Word for word, reproduce the listing that follows, excluding any pictures it contains.

# # #

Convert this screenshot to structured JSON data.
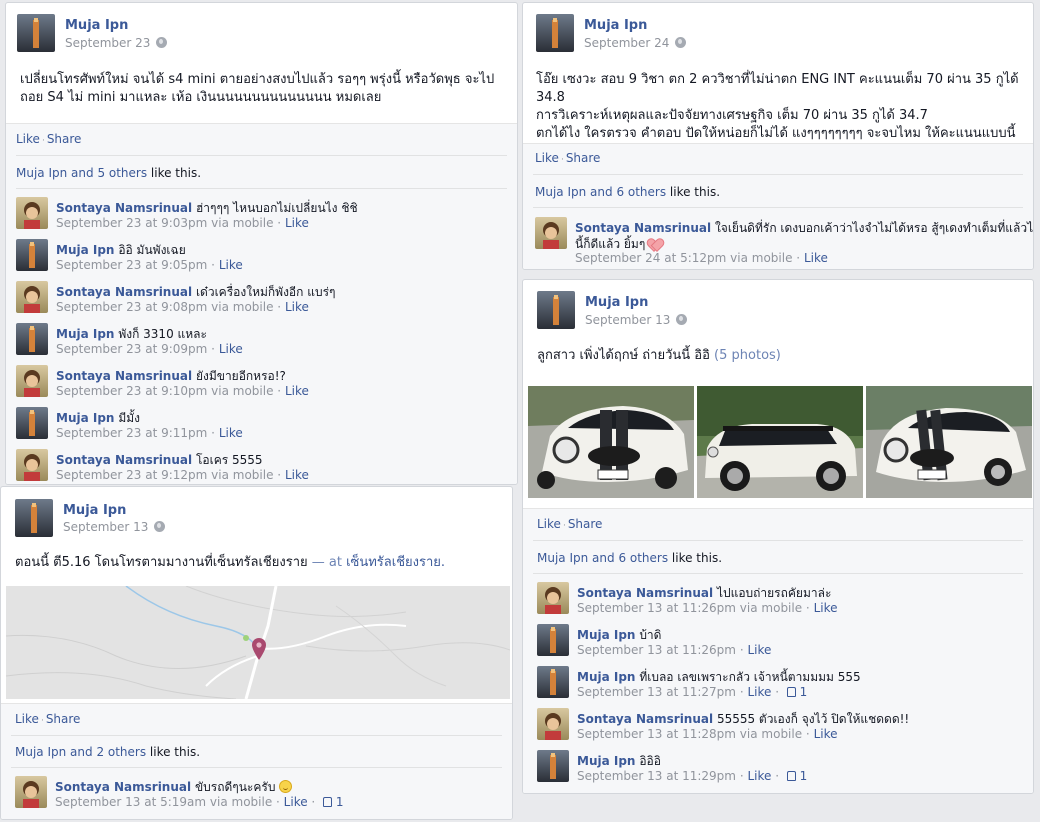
{
  "post1": {
    "author": "Muja Ipn",
    "date": "September 23",
    "text": "เปลี่ยนโทรศัพท์ใหม่ จนได้ s4 mini ตายอย่างสงบไปแล้ว รอๆๆ พรุ่งนี้ หรือวัดพุธ จะไปถอย S4 ไม่ mini มาแหละ เห้อ เงินนนนนนนนนนนนนน หมดเลย",
    "like_label": "Like",
    "share_label": "Share",
    "likes_prefix": "Muja Ipn and ",
    "likes_link": "5 others",
    "likes_suffix": " like this.",
    "comments": [
      {
        "name": "Sontaya Namsrinual",
        "text": "ฮ่าๆๆๆ ไหนบอกไม่เปลี่ยนไง ชิชิ",
        "meta": "September 23 at 9:03pm via mobile",
        "like": "Like"
      },
      {
        "name": "Muja Ipn",
        "text": "อิอิ มันพังเฉย",
        "meta": "September 23 at 9:05pm",
        "like": "Like"
      },
      {
        "name": "Sontaya Namsrinual",
        "text": "เด๋วเครื่องใหม่ก็พังอีก แบร่ๆ",
        "meta": "September 23 at 9:08pm via mobile",
        "like": "Like"
      },
      {
        "name": "Muja Ipn",
        "text": "พังก็ 3310 แหละ",
        "meta": "September 23 at 9:09pm",
        "like": "Like"
      },
      {
        "name": "Sontaya Namsrinual",
        "text": "ยังมีขายอีกหรอ!?",
        "meta": "September 23 at 9:10pm via mobile",
        "like": "Like"
      },
      {
        "name": "Muja Ipn",
        "text": "มีมั้ง",
        "meta": "September 23 at 9:11pm",
        "like": "Like"
      },
      {
        "name": "Sontaya Namsrinual",
        "text": "โอเคร 5555",
        "meta": "September 23 at 9:12pm via mobile",
        "like": "Like"
      }
    ]
  },
  "post2": {
    "author": "Muja Ipn",
    "date": "September 24",
    "line1": "โอ๊ย เซงวะ สอบ 9 วิชา ตก 2 คววิชาที่ไม่น่าตก ENG INT คะแนนเต็ม 70 ผ่าน 35 กูได้ 34.8",
    "line2": "การวิเคราะห์เหตุผลและปัจจัยทางเศรษฐกิจ เต็ม 70 ผ่าน 35 กูได้ 34.7",
    "line3": "ตกได้ไง ใครตรวจ คำตอบ ปัดให้หน่อยก็ไม่ได้ แงๆๆๆๆๆๆๆๆ จะจบไหม ให้คะแนนแบบนี้",
    "like_label": "Like",
    "share_label": "Share",
    "likes_prefix": "Muja Ipn and ",
    "likes_link": "6 others",
    "likes_suffix": " like this.",
    "comment": {
      "name": "Sontaya Namsrinual",
      "text1": "ใจเย็นดิที่รัก เดงบอกเค้าว่าไงจำไม่ได้หรอ สู้ๆเดงทำเต็มที่แล้วได้เท่า",
      "text2": "นี้ก็ดีแล้ว ยิ้มๆ",
      "meta": "September 24 at 5:12pm via mobile",
      "like": "Like"
    }
  },
  "post3": {
    "author": "Muja Ipn",
    "date": "September 13",
    "text": "ตอนนี้ ตี5.16 โดนโทรตามมางานที่เซ็นทรัลเชียงราย",
    "at_dash": " — at ",
    "place": "เซ็นทรัลเชียงราย.",
    "like_label": "Like",
    "share_label": "Share",
    "likes_prefix": "Muja Ipn and ",
    "likes_link": "2 others",
    "likes_suffix": " like this.",
    "comment": {
      "name": "Sontaya Namsrinual",
      "text": "ขับรถดีๆนะครับ",
      "meta": "September 13 at 5:19am via mobile",
      "like": "Like",
      "thumb": "1"
    }
  },
  "post4": {
    "author": "Muja Ipn",
    "date": "September 13",
    "text": "ลูกสาว เพิ่งได้ฤกษ์ ถ่ายวันนี้ อิอิ",
    "photos_count": "(5 photos)",
    "like_label": "Like",
    "share_label": "Share",
    "likes_prefix": "Muja Ipn and ",
    "likes_link": "6 others",
    "likes_suffix": " like this.",
    "comments": [
      {
        "name": "Sontaya Namsrinual",
        "text": "ไปแอบถ่ายรถคัยมาล่ะ",
        "meta": "September 13 at 11:26pm via mobile",
        "like": "Like",
        "thumb": ""
      },
      {
        "name": "Muja Ipn",
        "text": "บ้าดิ",
        "meta": "September 13 at 11:26pm",
        "like": "Like",
        "thumb": ""
      },
      {
        "name": "Muja Ipn",
        "text": "ที่เบลอ เลขเพราะกลัว เจ้าหนี้ตามมมม 555",
        "meta": "September 13 at 11:27pm",
        "like": "Like",
        "thumb": "1"
      },
      {
        "name": "Sontaya Namsrinual",
        "text": "55555 ตัวเองก็ จุงไว้ ปิดให้แชดดด!!",
        "meta": "September 13 at 11:28pm via mobile",
        "like": "Like",
        "thumb": ""
      },
      {
        "name": "Muja Ipn",
        "text": "อิอิอิ",
        "meta": "September 13 at 11:29pm",
        "like": "Like",
        "thumb": "1"
      }
    ]
  }
}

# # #

▸ **WRITTEN ANSWER**
Convert this screenshot to structured JSON data.
{
  "post1": {
    "author": "Muja Ipn",
    "date": "September 23",
    "text": "เปลี่ยนโทรศัพท์ใหม่ จนได้ s4 mini ตายอย่างสงบไปแล้ว รอๆๆ พรุ่งนี้ หรือวัดพุธ จะไปถอย S4 ไม่ mini มาแหละ เห้อ เงินนนนนนนนนนนนนน หมดเลย",
    "like_label": "Like",
    "share_label": "Share",
    "likes_prefix": "Muja Ipn and ",
    "likes_link": "5 others",
    "likes_suffix": " like this.",
    "comments": [
      {
        "name": "Sontaya Namsrinual",
        "text": "ฮ่าๆๆๆ ไหนบอกไม่เปลี่ยนไง ชิชิ",
        "meta": "September 23 at 9:03pm via mobile",
        "like": "Like"
      },
      {
        "name": "Muja Ipn",
        "text": "อิอิ มันพังเฉย",
        "meta": "September 23 at 9:05pm",
        "like": "Like"
      },
      {
        "name": "Sontaya Namsrinual",
        "text": "เด๋วเครื่องใหม่ก็พังอีก แบร่ๆ",
        "meta": "September 23 at 9:08pm via mobile",
        "like": "Like"
      },
      {
        "name": "Muja Ipn",
        "text": "พังก็ 3310 แหละ",
        "meta": "September 23 at 9:09pm",
        "like": "Like"
      },
      {
        "name": "Sontaya Namsrinual",
        "text": "ยังมีขายอีกหรอ!?",
        "meta": "September 23 at 9:10pm via mobile",
        "like": "Like"
      },
      {
        "name": "Muja Ipn",
        "text": "มีมั้ง",
        "meta": "September 23 at 9:11pm",
        "like": "Like"
      },
      {
        "name": "Sontaya Namsrinual",
        "text": "โอเคร 5555",
        "meta": "September 23 at 9:12pm via mobile",
        "like": "Like"
      }
    ]
  },
  "post2": {
    "author": "Muja Ipn",
    "date": "September 24",
    "line1": "โอ๊ย เซงวะ สอบ 9 วิชา ตก 2 คววิชาที่ไม่น่าตก ENG INT คะแนนเต็ม 70 ผ่าน 35 กูได้ 34.8",
    "line2": "การวิเคราะห์เหตุผลและปัจจัยทางเศรษฐกิจ เต็ม 70 ผ่าน 35 กูได้ 34.7",
    "line3": "ตกได้ไง ใครตรวจ คำตอบ ปัดให้หน่อยก็ไม่ได้ แงๆๆๆๆๆๆๆๆ จะจบไหม ให้คะแนนแบบนี้",
    "like_label": "Like",
    "share_label": "Share",
    "likes_prefix": "Muja Ipn and ",
    "likes_link": "6 others",
    "likes_suffix": " like this.",
    "comment": {
      "name": "Sontaya Namsrinual",
      "text1": "ใจเย็นดิที่รัก เดงบอกเค้าว่าไงจำไม่ได้หรอ สู้ๆเดงทำเต็มที่แล้วได้เท่า",
      "text2": "นี้ก็ดีแล้ว ยิ้มๆ",
      "meta": "September 24 at 5:12pm via mobile",
      "like": "Like"
    }
  },
  "post3": {
    "author": "Muja Ipn",
    "date": "September 13",
    "text": "ตอนนี้ ตี5.16 โดนโทรตามมางานที่เซ็นทรัลเชียงราย",
    "at_dash": " — at ",
    "place": "เซ็นทรัลเชียงราย.",
    "like_label": "Like",
    "share_label": "Share",
    "likes_prefix": "Muja Ipn and ",
    "likes_link": "2 others",
    "likes_suffix": " like this.",
    "comment": {
      "name": "Sontaya Namsrinual",
      "text": "ขับรถดีๆนะครับ",
      "meta": "September 13 at 5:19am via mobile",
      "like": "Like",
      "thumb": "1"
    }
  },
  "post4": {
    "author": "Muja Ipn",
    "date": "September 13",
    "text": "ลูกสาว เพิ่งได้ฤกษ์ ถ่ายวันนี้ อิอิ",
    "photos_count": "(5 photos)",
    "like_label": "Like",
    "share_label": "Share",
    "likes_prefix": "Muja Ipn and ",
    "likes_link": "6 others",
    "likes_suffix": " like this.",
    "comments": [
      {
        "name": "Sontaya Namsrinual",
        "text": "ไปแอบถ่ายรถคัยมาล่ะ",
        "meta": "September 13 at 11:26pm via mobile",
        "like": "Like",
        "thumb": ""
      },
      {
        "name": "Muja Ipn",
        "text": "บ้าดิ",
        "meta": "September 13 at 11:26pm",
        "like": "Like",
        "thumb": ""
      },
      {
        "name": "Muja Ipn",
        "text": "ที่เบลอ เลขเพราะกลัว เจ้าหนี้ตามมมม 555",
        "meta": "September 13 at 11:27pm",
        "like": "Like",
        "thumb": "1"
      },
      {
        "name": "Sontaya Namsrinual",
        "text": "55555 ตัวเองก็ จุงไว้ ปิดให้แชดดด!!",
        "meta": "September 13 at 11:28pm via mobile",
        "like": "Like",
        "thumb": ""
      },
      {
        "name": "Muja Ipn",
        "text": "อิอิอิ",
        "meta": "September 13 at 11:29pm",
        "like": "Like",
        "thumb": "1"
      }
    ]
  }
}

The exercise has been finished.